Deep-diving in Linguistics and Localization

Different cultures have a different way in which they use their language, Linguistics highlights these cultural nuances. My key takeaways from Joseph Tyler's talk on linguistics and localization at Voice Summit 2019

Language is an important part of our lives. It is a uniquely human gift which lets us communicate and differentiates us from primates. But language is much more than just a means of communication. It is also an inseparable part of our culture. Different cultures have a different way in which they use their language, and they have differences which cannot be underestimated. Linguistics highlights these cultural nuances.

Linguists were earlier limited to academia, but now people are taking note of the importance of linguistics in Natural Language Processing. Companies are hiring linguists to help in incorporating these cultural nuances while building these models and for conversational design. Companies now realize the importance of designing conversations for chatbots and voice apps for the consumers, and linguists can help them design these conversations.

These conversational designs become even more critical when companies expand into new markets.

Spoken Arabic is different and Arabic while reading is different

Joseph Tyler is a PhD in linguistics and heads conversation design at Sensely. Sensely is a medical conversational AI assistant. He gave a brilliant and insightful workshop on the importance of linguistics and localization.

The process of localization for a simple application is quite complex . This becomes even more complex when you are trying to localize — chatbots and assistants. This is because businesses are dealing with crucial components like NLP, ASR, and TTS. Localization has to be done individually for these building blocks which is not a trivial effort and it needs a lot of investment.

Just using a Google Translate for the content on the app will not give the optimum result and instead deteriorate the User eXperience.

Few examples that he shared during his talk were — spoken Arabic is very different from Arabic for reading. One has vowels the other doesn’t. It also varies according to gender and whether the subject is singular or plural. There can be more than 20 variants of Arabic. Not only Arabic is written from right to left, but all the significant icons are changed from left to right. A classic example would be the ‘home’ button is traditionally placed towards the left, but when the app is in Arabic, it should be placed on the right.

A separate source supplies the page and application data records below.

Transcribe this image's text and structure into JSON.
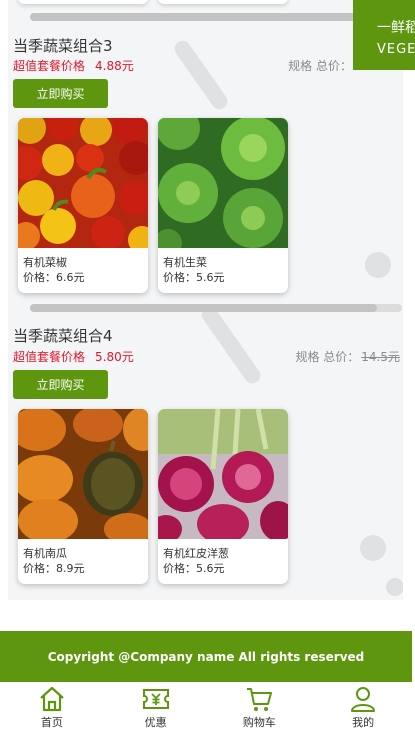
{
  "banner": {
    "line1": "一鲜稻",
    "line2": "VEGETABLE"
  },
  "groups": [
    {
      "title": "当季蔬菜组合3",
      "promo_label": "超值套餐价格",
      "promo_price": "4.88元",
      "total_label": "规格 总价：",
      "old_price": "",
      "buy_label": "立即购买",
      "items": [
        {
          "name": "有机菜椒",
          "price": "价格：6.6元",
          "image": "bell-peppers"
        },
        {
          "name": "有机生菜",
          "price": "价格：5.6元",
          "image": "lettuce"
        }
      ]
    },
    {
      "title": "当季蔬菜组合4",
      "promo_label": "超值套餐价格",
      "promo_price": "5.80元",
      "total_label": "规格 总价：",
      "old_price": "14.5元",
      "buy_label": "立即购买",
      "items": [
        {
          "name": "有机南瓜",
          "price": "价格：8.9元",
          "image": "pumpkins"
        },
        {
          "name": "有机红皮洋葱",
          "price": "价格：5.6元",
          "image": "red-onions"
        }
      ]
    }
  ],
  "footer": {
    "copyright": "Copyright @Company name All rights reserved"
  },
  "tabbar": {
    "items": [
      {
        "label": "首页",
        "icon": "home-icon"
      },
      {
        "label": "优惠",
        "icon": "coupon-icon"
      },
      {
        "label": "购物车",
        "icon": "cart-icon"
      },
      {
        "label": "我的",
        "icon": "user-icon"
      }
    ]
  },
  "colors": {
    "accent": "#5e960f",
    "promo": "#e0182e",
    "muted": "#8a8a8a"
  }
}
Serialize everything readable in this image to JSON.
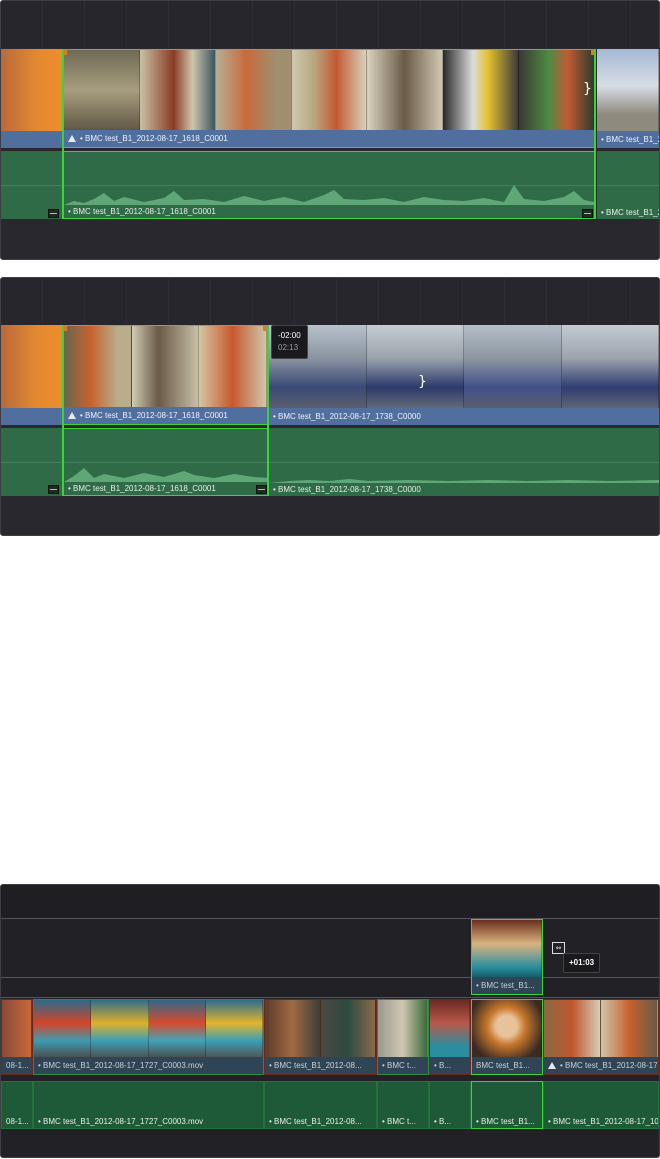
{
  "panel1": {
    "video_left_label": "",
    "video_main_label": "BMC test_B1_2012-08-17_1618_C0001",
    "video_right_label": "BMC test_B1_2",
    "audio_main_label": "BMC test_B1_2012-08-17_1618_C0001",
    "audio_right_label": "BMC test_B1_2"
  },
  "panel2": {
    "video_left_label": "BMC test_B1_2012-08-17_1618_C0001",
    "video_right_label": "BMC test_B1_2012-08-17_1738_C0000",
    "audio_left_label": "BMC test_B1_2012-08-17_1618_C0001",
    "audio_right_label": "BMC test_B1_2012-08-17_1738_C0000",
    "tooltip_offset": "-02:00",
    "tooltip_duration": "02:13"
  },
  "panel3": {
    "v2_clip_label": "BMC test_B1...",
    "move_tooltip": "+01:03",
    "v1_labels": [
      "08-1...",
      "BMC test_B1_2012-08-17_1727_C0003.mov",
      "BMC test_B1_2012-08...",
      "BMC t...",
      "B...",
      "BMC test_B1...",
      "BMC test_B1_2012-08-17"
    ],
    "a1_labels": [
      "08-1...",
      "BMC test_B1_2012-08-17_1727_C0003.mov",
      "BMC test_B1_2012-08...",
      "BMC t...",
      "B...",
      "BMC test_B1...",
      "BMC test_B1_2012-08-17_10"
    ]
  },
  "colors": {
    "video_label": "#516f9e",
    "audio_clip": "#2f6b47",
    "selection": "#3ad43a",
    "panel_bg": "#28282e"
  }
}
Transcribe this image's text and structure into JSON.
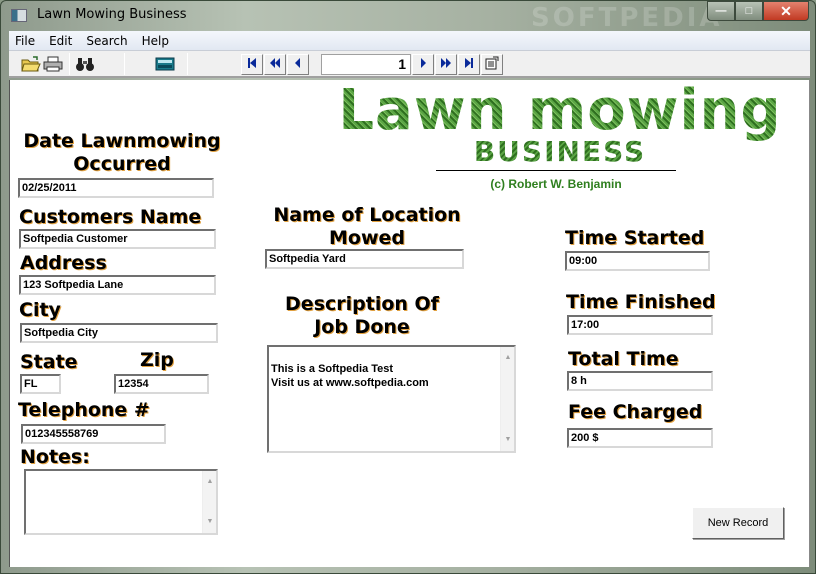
{
  "window": {
    "title": "Lawn Mowing Business",
    "watermark": "SOFTPEDIA",
    "buttons": {
      "minimize": "—",
      "maximize": "□",
      "close": "✕"
    }
  },
  "menu": [
    "File",
    "Edit",
    "Search",
    "Help"
  ],
  "toolbar": {
    "icons": [
      "open-folder-icon",
      "print-icon",
      "find-binoculars-icon",
      "calculator-icon"
    ],
    "navigation": {
      "first": "◄▌",
      "previous_page": "◄◄",
      "previous": "◄",
      "record_number": "1",
      "next": "►",
      "next_page": "►►",
      "last": "►▌",
      "properties": "📋"
    }
  },
  "logo": {
    "title": "Lawn mowing",
    "subtitle": "BUSINESS",
    "copyright": "(c) Robert W. Benjamin",
    "color": "#3e8a2c"
  },
  "form": {
    "date": {
      "label_line1": "Date Lawnmowing",
      "label_line2": "Occurred",
      "value": "02/25/2011"
    },
    "customer_name": {
      "label": "Customers Name",
      "value": "Softpedia Customer"
    },
    "address": {
      "label": "Address",
      "value": "123 Softpedia Lane"
    },
    "city": {
      "label": "City",
      "value": "Softpedia City"
    },
    "state": {
      "label": "State",
      "value": "FL"
    },
    "zip": {
      "label": "Zip",
      "value": "12354"
    },
    "telephone": {
      "label": "Telephone #",
      "value": "012345558769"
    },
    "notes": {
      "label": "Notes:",
      "value": ""
    },
    "location": {
      "label_line1": "Name of Location",
      "label_line2": "Mowed",
      "value": "Softpedia Yard"
    },
    "description": {
      "label_line1": "Description Of",
      "label_line2": "Job Done",
      "value": "This is a Softpedia Test\nVisit us at www.softpedia.com"
    },
    "time_started": {
      "label": "Time Started",
      "value": "09:00"
    },
    "time_finished": {
      "label": "Time Finished",
      "value": "17:00"
    },
    "total_time": {
      "label": "Total Time",
      "value": "8 h"
    },
    "fee_charged": {
      "label": "Fee Charged",
      "value": "200 $"
    }
  },
  "actions": {
    "new_record": "New Record"
  }
}
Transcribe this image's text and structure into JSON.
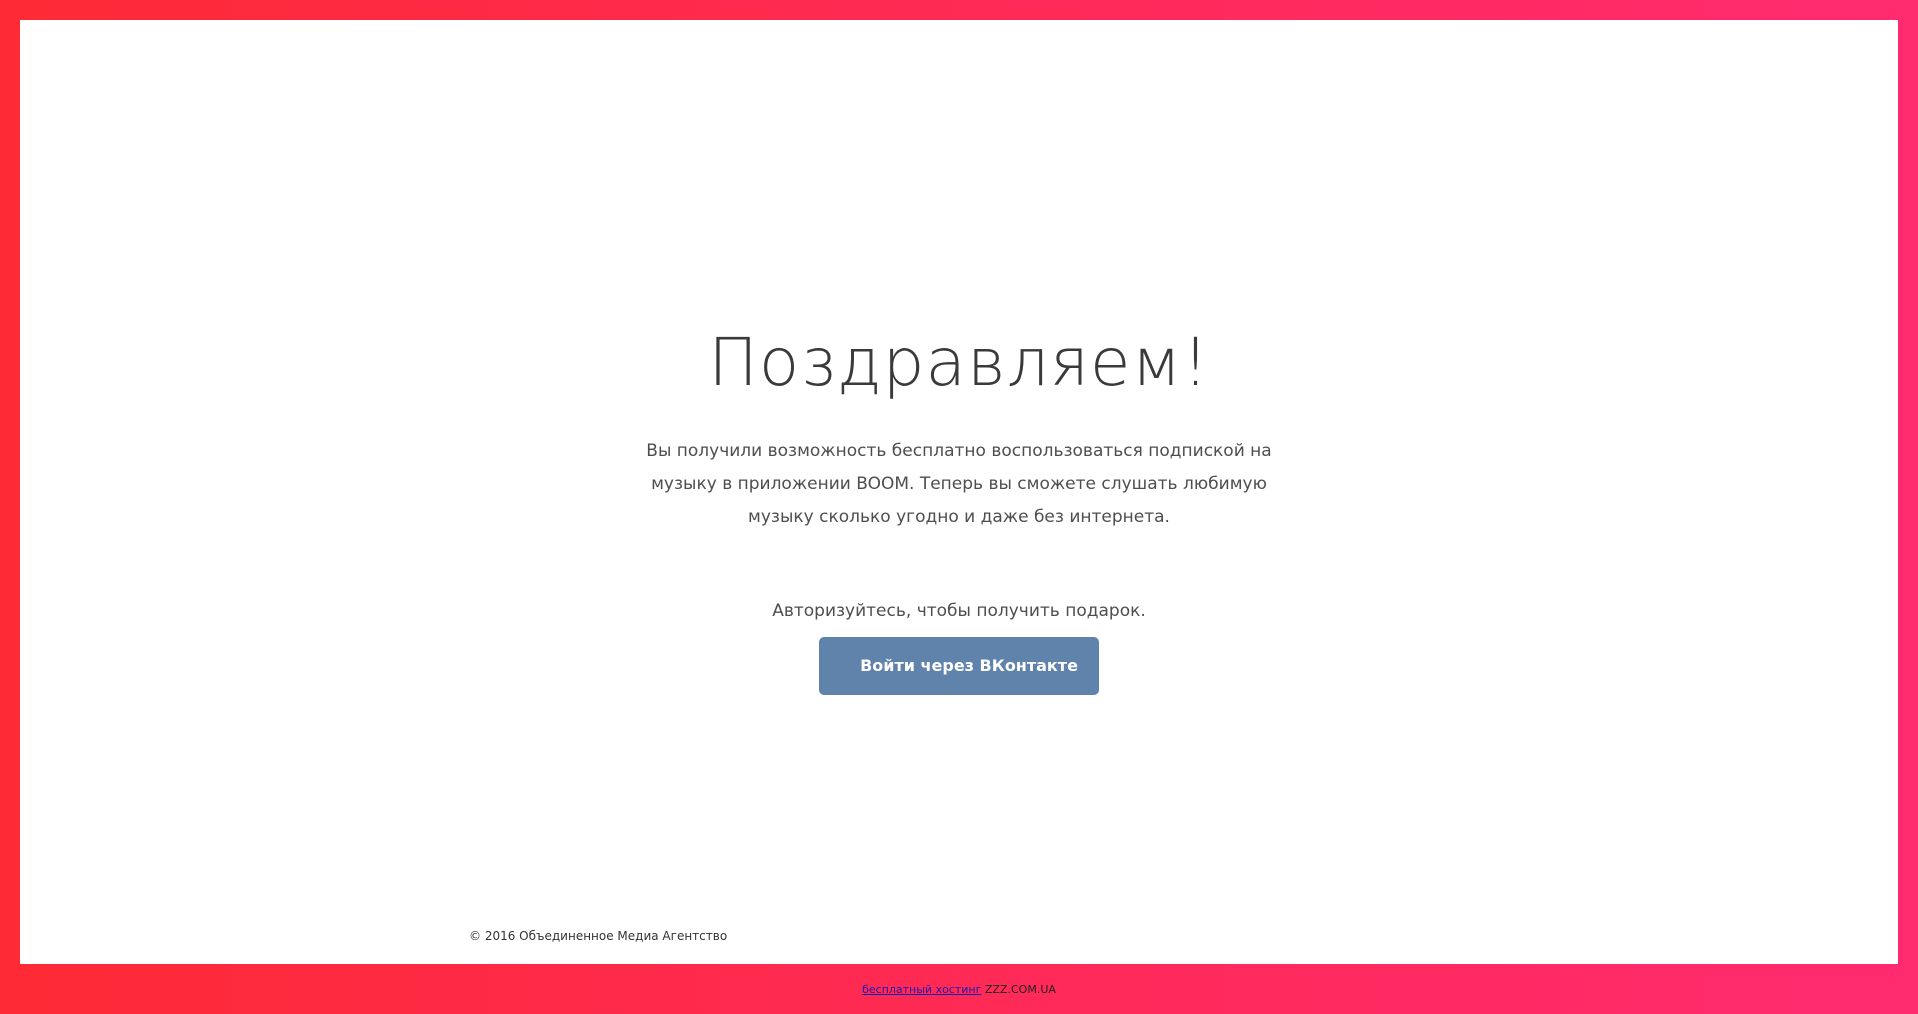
{
  "main": {
    "title": "Поздравляем!",
    "description": "Вы получили возможность бесплатно воспользоваться подпиской на музыку в приложении BOOM. Теперь вы сможете слушать любимую музыку сколько угодно и даже без интернета.",
    "auth_prompt": "Авторизуйтесь, чтобы получить подарок.",
    "login_button_label": "Войти через ВКонтакте"
  },
  "footer": {
    "copyright": "© 2016 Объединенное Медиа Агентство",
    "hosting_link_text": "бесплатный хостинг",
    "hosting_brand": "ZZZ.COM.UA"
  },
  "colors": {
    "frame_gradient_start": "#fe2a35",
    "frame_gradient_end": "#ff2b6f",
    "button_background": "#5f83aa",
    "card_background": "#ffffff"
  }
}
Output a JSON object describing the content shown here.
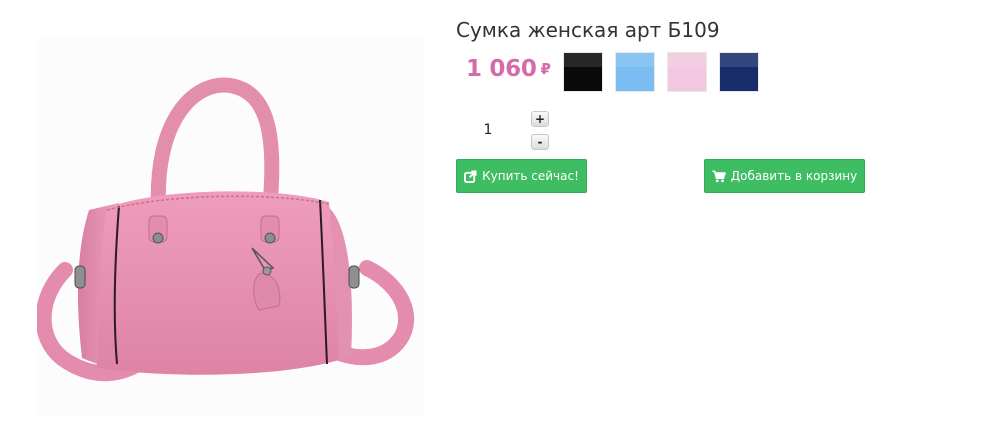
{
  "product": {
    "title": "Сумка женская арт Б109",
    "price": "1 060",
    "currency": "₽"
  },
  "swatches": [
    {
      "name": "black",
      "color": "#0a0a0a"
    },
    {
      "name": "light-blue",
      "color": "#79bdf2"
    },
    {
      "name": "light-pink",
      "color": "#f1c8e0"
    },
    {
      "name": "navy",
      "color": "#172d6b"
    }
  ],
  "quantity": {
    "value": "1",
    "plus_label": "+",
    "minus_label": "-"
  },
  "buttons": {
    "buy_now": {
      "label": "Купить сейчас!",
      "icon": "external-link-icon"
    },
    "add_to_cart": {
      "label": "Добавить в корзину",
      "icon": "shopping-cart-icon"
    }
  },
  "colors": {
    "price": "#d56ba9",
    "button": "#3fbd62",
    "bag": "#e58fae"
  }
}
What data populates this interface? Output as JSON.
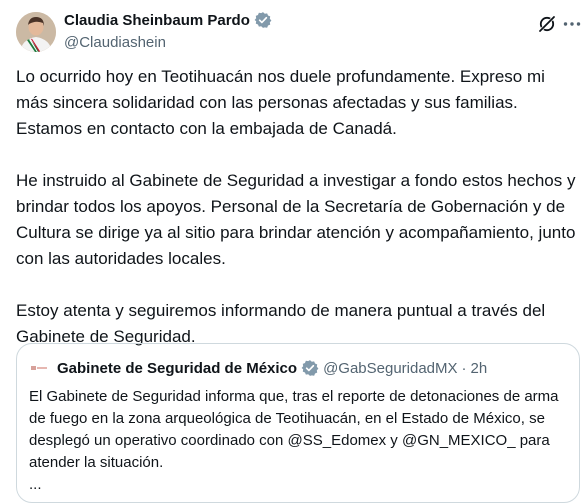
{
  "author": {
    "name": "Claudia Sheinbaum Pardo",
    "handle": "@Claudiashein",
    "avatar_icon": "profile-photo"
  },
  "header_icons": [
    "grok-icon",
    "more-options-icon"
  ],
  "tweet": {
    "paragraphs": [
      "Lo ocurrido hoy en Teotihuacán nos duele profundamente. Expreso mi más sincera solidaridad con las personas afectadas y sus familias. Estamos en contacto con la embajada de Canadá.",
      "He instruido al Gabinete de Seguridad a investigar a fondo estos hechos y brindar todos los apoyos. Personal de la Secretaría de Gobernación y de Cultura se dirige ya al sitio para brindar atención y acompañamiento, junto con las autoridades locales.",
      "Estoy atenta y seguiremos informando de manera puntual a través del Gabinete de Seguridad."
    ]
  },
  "quote": {
    "name": "Gabinete de Seguridad de México",
    "handle": "@GabSeguridadMX",
    "separator": "·",
    "time": "2h",
    "text": "El Gabinete de Seguridad informa que, tras el reporte de detonaciones de arma de fuego en la zona arqueológica de Teotihuacán, en el Estado de México, se desplegó un operativo coordinado con @SS_Edomex y @GN_MEXICO_ para atender la situación.",
    "ellipsis": "..."
  },
  "colors": {
    "text": "#0f1419",
    "secondary": "#536471",
    "verified_blue": "#1d9bf0",
    "verified_gray": "#829aab",
    "border": "#cfd9de"
  }
}
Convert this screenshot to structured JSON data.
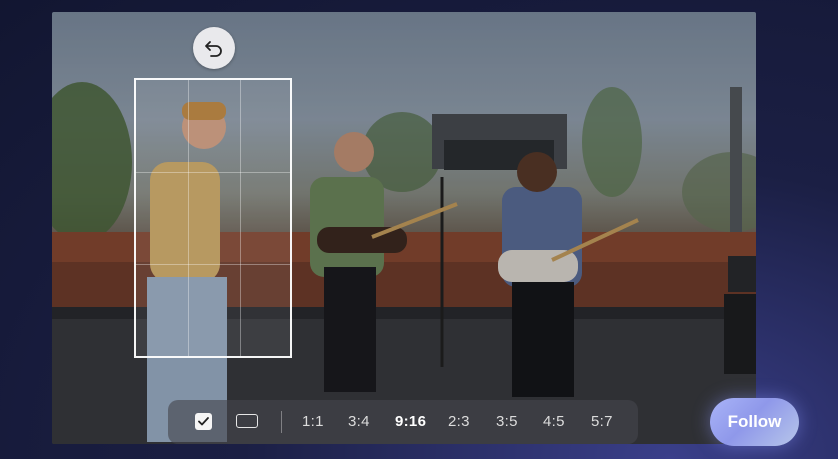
{
  "editor": {
    "undo_icon": "undo-arrow-icon",
    "toolbar": {
      "tools": [
        {
          "name": "check-box-icon",
          "selected": true
        },
        {
          "name": "rectangle-frame-icon",
          "selected": false
        }
      ],
      "ratios": [
        "1:1",
        "3:4",
        "9:16",
        "2:3",
        "3:5",
        "4:5",
        "5:7"
      ],
      "active_ratio": "9:16"
    },
    "follow_label": "Follow"
  },
  "colors": {
    "follow_gradient_start": "#a9b4f8",
    "follow_gradient_end": "#b7c6ea",
    "background": "#1b1f44"
  }
}
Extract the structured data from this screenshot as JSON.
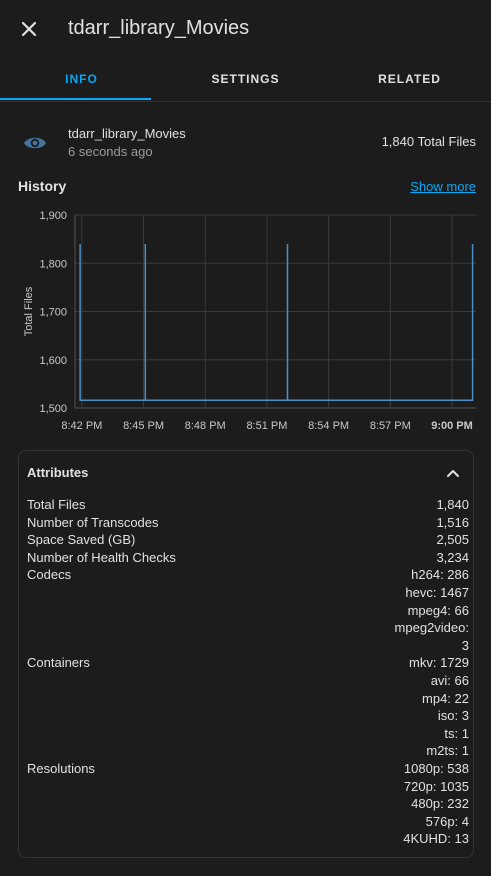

Tokenization is the process of breaking down a sentence to smaller fragments, it is widely used in NLP. It is one of the key techniques used for making NLP models. Tokenization in English may be dependent on word boundaries but the same cannot be used for languages like Japanese and Chinese. These languages don’t have spaces between words. Similarly, if your word boundaries are dependent on punctuations then they cannot be used for every language. Hence it’s not recommended to use the same model for every other app.

This blog is based on my understanding from a workshop taken by Joseph Tyler at Voice Summit 2019. I attended Voice Summit conference as a part of Slang Labs, where I had the pleasure of meeting Joseph. Slang Labs is a platform that allows the ability to add voice inside apps.